**WHAT THIS TASK INVOLVES**
Across the listing below, work out how many lines include the word "will". Give the number alone.

**GIVEN INFORMATION**
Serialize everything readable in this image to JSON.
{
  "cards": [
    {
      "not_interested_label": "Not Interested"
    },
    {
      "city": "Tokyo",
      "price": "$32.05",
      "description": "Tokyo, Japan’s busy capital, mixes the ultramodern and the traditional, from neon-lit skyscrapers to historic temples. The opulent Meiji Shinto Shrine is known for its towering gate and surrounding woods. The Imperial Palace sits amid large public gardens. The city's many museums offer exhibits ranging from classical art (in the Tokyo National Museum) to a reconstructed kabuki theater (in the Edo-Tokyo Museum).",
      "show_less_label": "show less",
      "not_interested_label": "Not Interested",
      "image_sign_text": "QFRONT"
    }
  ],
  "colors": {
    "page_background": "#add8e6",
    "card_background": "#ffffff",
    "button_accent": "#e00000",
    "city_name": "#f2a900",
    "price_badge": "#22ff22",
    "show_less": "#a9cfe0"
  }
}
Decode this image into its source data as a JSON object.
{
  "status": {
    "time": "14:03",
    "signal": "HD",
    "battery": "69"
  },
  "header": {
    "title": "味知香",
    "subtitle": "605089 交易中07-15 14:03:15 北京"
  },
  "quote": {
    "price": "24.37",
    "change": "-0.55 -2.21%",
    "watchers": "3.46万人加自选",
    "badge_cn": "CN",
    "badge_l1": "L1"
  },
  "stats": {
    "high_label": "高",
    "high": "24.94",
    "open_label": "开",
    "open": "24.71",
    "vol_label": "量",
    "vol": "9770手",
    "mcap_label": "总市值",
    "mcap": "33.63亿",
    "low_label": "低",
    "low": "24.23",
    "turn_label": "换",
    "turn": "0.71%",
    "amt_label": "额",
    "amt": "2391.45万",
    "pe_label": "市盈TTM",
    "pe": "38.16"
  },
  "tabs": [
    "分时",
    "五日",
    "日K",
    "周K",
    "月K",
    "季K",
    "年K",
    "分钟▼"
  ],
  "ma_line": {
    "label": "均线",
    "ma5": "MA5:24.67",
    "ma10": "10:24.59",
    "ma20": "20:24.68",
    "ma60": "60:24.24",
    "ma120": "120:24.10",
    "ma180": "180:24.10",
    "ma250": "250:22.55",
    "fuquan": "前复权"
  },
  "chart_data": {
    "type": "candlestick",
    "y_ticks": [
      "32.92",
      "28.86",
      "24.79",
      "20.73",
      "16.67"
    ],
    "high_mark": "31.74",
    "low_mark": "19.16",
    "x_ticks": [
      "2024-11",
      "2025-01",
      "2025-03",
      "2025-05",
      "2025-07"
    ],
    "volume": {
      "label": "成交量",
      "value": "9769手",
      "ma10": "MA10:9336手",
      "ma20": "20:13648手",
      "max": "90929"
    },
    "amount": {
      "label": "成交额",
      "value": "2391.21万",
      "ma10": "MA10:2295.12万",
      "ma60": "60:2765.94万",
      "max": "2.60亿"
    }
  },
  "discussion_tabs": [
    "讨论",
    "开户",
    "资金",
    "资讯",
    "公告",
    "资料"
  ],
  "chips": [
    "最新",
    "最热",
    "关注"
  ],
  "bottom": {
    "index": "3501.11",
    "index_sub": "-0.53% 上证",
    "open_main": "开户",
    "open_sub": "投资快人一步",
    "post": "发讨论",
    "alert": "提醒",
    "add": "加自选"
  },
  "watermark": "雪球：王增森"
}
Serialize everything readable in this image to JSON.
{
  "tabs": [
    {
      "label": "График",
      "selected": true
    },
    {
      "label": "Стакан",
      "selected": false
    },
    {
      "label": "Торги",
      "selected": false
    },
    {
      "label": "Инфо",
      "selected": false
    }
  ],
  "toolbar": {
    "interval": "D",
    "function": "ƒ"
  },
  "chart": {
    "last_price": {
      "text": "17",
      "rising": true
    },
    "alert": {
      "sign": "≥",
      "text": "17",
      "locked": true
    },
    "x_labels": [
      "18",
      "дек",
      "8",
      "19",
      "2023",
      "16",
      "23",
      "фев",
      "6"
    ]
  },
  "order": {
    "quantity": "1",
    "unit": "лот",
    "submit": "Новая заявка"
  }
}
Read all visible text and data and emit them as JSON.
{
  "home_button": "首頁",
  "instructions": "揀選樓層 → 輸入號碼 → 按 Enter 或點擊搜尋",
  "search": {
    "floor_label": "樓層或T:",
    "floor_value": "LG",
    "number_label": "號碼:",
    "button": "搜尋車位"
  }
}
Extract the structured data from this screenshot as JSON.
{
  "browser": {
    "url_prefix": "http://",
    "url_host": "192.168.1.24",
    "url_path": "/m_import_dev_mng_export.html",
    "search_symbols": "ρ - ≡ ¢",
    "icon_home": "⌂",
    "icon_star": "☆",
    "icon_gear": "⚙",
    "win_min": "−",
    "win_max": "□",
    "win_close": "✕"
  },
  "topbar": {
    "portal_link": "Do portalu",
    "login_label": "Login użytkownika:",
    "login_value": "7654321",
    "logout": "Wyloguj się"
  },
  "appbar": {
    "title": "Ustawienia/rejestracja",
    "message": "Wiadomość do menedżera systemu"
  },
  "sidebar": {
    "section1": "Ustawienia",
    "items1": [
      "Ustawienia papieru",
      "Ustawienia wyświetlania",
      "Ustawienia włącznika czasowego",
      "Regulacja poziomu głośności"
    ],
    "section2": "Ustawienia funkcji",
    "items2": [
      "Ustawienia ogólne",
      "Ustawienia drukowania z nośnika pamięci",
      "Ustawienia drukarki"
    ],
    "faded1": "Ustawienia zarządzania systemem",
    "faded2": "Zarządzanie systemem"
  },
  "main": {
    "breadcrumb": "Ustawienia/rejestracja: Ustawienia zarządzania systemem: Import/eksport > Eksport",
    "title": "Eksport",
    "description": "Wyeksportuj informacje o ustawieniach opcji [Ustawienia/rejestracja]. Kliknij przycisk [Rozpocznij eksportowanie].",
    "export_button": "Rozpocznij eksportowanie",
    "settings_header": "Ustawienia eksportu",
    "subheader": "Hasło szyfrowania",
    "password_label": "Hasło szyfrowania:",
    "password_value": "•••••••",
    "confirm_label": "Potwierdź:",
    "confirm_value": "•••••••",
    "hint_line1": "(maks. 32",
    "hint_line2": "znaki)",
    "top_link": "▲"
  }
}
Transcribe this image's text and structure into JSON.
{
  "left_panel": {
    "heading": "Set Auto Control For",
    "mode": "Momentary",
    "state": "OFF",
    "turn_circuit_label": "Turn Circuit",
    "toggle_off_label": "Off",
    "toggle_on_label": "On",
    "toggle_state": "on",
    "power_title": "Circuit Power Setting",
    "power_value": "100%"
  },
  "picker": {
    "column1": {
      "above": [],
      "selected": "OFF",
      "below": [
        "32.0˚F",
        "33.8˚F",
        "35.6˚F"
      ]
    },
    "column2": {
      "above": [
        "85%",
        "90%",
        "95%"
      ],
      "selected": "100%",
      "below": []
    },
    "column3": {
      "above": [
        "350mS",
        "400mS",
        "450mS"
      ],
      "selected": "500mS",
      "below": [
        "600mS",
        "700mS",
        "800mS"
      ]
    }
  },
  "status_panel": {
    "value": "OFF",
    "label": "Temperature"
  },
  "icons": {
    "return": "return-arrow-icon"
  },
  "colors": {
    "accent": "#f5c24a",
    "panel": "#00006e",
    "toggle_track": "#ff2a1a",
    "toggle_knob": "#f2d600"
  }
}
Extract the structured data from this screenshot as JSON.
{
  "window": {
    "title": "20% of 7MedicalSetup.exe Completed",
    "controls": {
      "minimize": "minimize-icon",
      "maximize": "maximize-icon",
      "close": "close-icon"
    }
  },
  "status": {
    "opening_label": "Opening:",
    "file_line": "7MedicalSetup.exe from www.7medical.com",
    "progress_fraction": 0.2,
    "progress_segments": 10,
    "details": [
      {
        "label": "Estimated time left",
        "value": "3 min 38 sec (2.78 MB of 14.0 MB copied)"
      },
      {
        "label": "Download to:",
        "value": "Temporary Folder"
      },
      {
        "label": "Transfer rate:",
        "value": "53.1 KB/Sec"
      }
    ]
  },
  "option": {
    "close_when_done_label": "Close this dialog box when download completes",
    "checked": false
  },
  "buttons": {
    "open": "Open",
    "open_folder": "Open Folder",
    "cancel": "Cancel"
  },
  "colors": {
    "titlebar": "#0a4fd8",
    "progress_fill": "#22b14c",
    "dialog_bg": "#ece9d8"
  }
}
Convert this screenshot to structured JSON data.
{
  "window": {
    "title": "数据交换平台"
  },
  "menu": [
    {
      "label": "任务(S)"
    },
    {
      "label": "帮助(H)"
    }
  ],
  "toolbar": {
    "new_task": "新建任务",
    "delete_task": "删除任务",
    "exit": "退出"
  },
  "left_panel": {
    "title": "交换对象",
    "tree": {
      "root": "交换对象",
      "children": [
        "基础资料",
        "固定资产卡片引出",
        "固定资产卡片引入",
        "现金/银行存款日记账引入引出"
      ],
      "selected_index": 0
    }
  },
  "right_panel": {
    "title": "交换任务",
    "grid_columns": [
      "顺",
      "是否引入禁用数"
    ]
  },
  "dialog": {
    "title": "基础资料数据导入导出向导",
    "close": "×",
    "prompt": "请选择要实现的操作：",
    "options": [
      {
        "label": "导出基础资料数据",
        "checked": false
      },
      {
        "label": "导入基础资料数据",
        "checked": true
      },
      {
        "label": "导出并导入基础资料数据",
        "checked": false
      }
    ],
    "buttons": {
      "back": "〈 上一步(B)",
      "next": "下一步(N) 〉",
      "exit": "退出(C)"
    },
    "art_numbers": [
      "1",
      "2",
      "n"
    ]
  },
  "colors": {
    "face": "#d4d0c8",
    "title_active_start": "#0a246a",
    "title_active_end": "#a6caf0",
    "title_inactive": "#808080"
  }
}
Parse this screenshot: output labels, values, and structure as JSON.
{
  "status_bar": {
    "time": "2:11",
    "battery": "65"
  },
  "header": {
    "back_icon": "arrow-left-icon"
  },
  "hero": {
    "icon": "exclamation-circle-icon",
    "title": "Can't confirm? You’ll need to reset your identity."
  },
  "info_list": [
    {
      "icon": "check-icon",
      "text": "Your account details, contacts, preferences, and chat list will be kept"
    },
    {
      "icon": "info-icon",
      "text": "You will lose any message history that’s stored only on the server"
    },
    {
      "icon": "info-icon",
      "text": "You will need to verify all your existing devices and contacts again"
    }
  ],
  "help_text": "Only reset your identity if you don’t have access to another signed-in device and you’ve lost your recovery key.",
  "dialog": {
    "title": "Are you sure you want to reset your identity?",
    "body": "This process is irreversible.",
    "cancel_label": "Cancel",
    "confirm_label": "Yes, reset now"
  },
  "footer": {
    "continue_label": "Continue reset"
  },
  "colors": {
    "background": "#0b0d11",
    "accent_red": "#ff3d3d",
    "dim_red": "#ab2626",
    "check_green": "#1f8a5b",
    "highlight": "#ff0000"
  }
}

**RESULT**
3